Right Relations in Rites of Passage: Reflections on a Shared Learning Journey
It is my delight to share one of Youth Passageways’ undertakings this past winter, a web-based learning journey called Rites of Passage in Right Relations. This six-part series was facilitated by all eight members of the Youth Passageways Cross-Cultural Protocols (CCP) working group and was our first attempt to offer an educational experience to the general public, and translate the written protocols document into a supportive, educational opportunity.
We originally capped the program at 20 participants, but we found that the interest was so strong that we flexed to offer it more broadly, and we had 36 participants that joined us for all or part of the series.
Session One: Introduction to Rites of Passage and Cross-Cultural Protocols
The first session introduced folks to rites of passage, Youth Passageways, and the work of the CCP Group. We opened by honoring our ancestors and the peoples of the lands in which we lived and introducing ourselves. We explored the context of how rites of passage came to be lost by so many cultures, how Youth Passageways emerged to bring together those reclaiming and revitalizing rites of passage in the world today, and the challenges that those building Youth Passageways have and continue to face. We shared what we have learned in our work together so far. We began as a learning journey group to build a quilt of images, weaving our ancestral lines together which you can see below.
Session Two: Cultural Affinity Groups & Ancestral Research
We then dove into our own ancestral lineages, sharing the words for “water” and “moon” from the languages our ancestors spoke. We split into cultural affinity groups, and shared our learnings about these questions: What were/are the coming of age traditions in your ancestors’ lifeways? What was their importance? How may they have been disrupted? How have they survived? Some of us had learned many of the details, and for many, this was brand-new, and overwhelming, questions to explore.
Session Three: Turtle Island and Indigenous Histories of Place
Next, we dove deeply into the history of colonization of Turtle Island, exploring what happened to displace the indigenous peoples from these lands. Again, we split up into small groups and shared what we knew of the histories of the lands we now called home. We discussed where those peoples are now, the challenges learning the history and the similarities and differences in the stories from our various locations.
Session Four: Building Relations with Indigenous Peoples
In this session, we took the learning and themes that had emerged so far, and dove into the question of how we, as individuals and as parts of programs or communities, are building relations with the indigenous peoples of the lands where we live and work. We dove into the nuances of this conversation, like what practices we felt that we had “permission” to use, and what practices we felt were inappropriate.

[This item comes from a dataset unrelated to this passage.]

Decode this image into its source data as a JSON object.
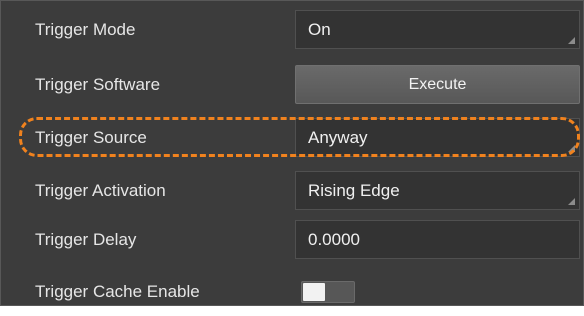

We discussed the importance of moving slowly and building real relationships, which only evolve over time.
Session Five: Archetypes of Gender and Sexuality Beyond the Binary
In this content-rich session, we explored some of the many indigenous ways of understanding those that do not fit neatly into the category of “male” and “female.” We explored how even under the forces of Empire, these peoples have continued to exist, learning about the forms this took in ancient Greece and Rome. Many of our minds were blown in this session! The context of colonialism in based on gender and sexuality-based oppression took on a profound depth, as we considered what it means to initiate young people today, and the importance of learning about gender and sexuality as part of adolescent rites.
Session Six: Accomplices Not Allies
In the final session, we explored the complexity of the questions even further. What does it really mean to engage in rite of passage work in ways that are contributing to deep and systemic change, and moving toward justice in ways that allow indigenous cultures to thrive in their homelands, and others to reclaim their ancestral ways? No easy answers were offered! But a supportive circle was built to continue the exploration. A few final words that folks offered to describe their experience on our journey together:
The success of this journey, for the participants and for the CCP team as guides and fellow paddlers in our collective canoe, affirmed the importance of the work that we are doing. New relationships emerged and are being nurtured and strengthened, The importance of this content became clear, as well as the importance of opportunities to build learning communities to support folks in doing the difficult, painstaking work of internal decolonization, which often feels deeply isolating.
The CCP is learning from this pilot offering and plans to offer a second session this fall.
Historically quilting was developed as a union of many different traditions. First showing up as a “houseware”, quilting often symbolized a meeting place of various traditions into something new — as a union, rather than a separation, of often contrasting or forcibly separated cultures and traditions. Quilts and quilting are used to convey certain themes of self-expression, union of opposite values or people, the formation of close bonds among women and kin, heritage, history, family, comfort, love, and commitment. Quilting as a medium brings contrasting backgrounds together to create a new meaning from the dialogue of its constituents parts or patches.
Below you can see some of the ‘patches’ of our Learning Journey folk and the objects or images of the places or people we come from.
Click on any of the images to read the longer description [if applicable] [ubergrid id=4867]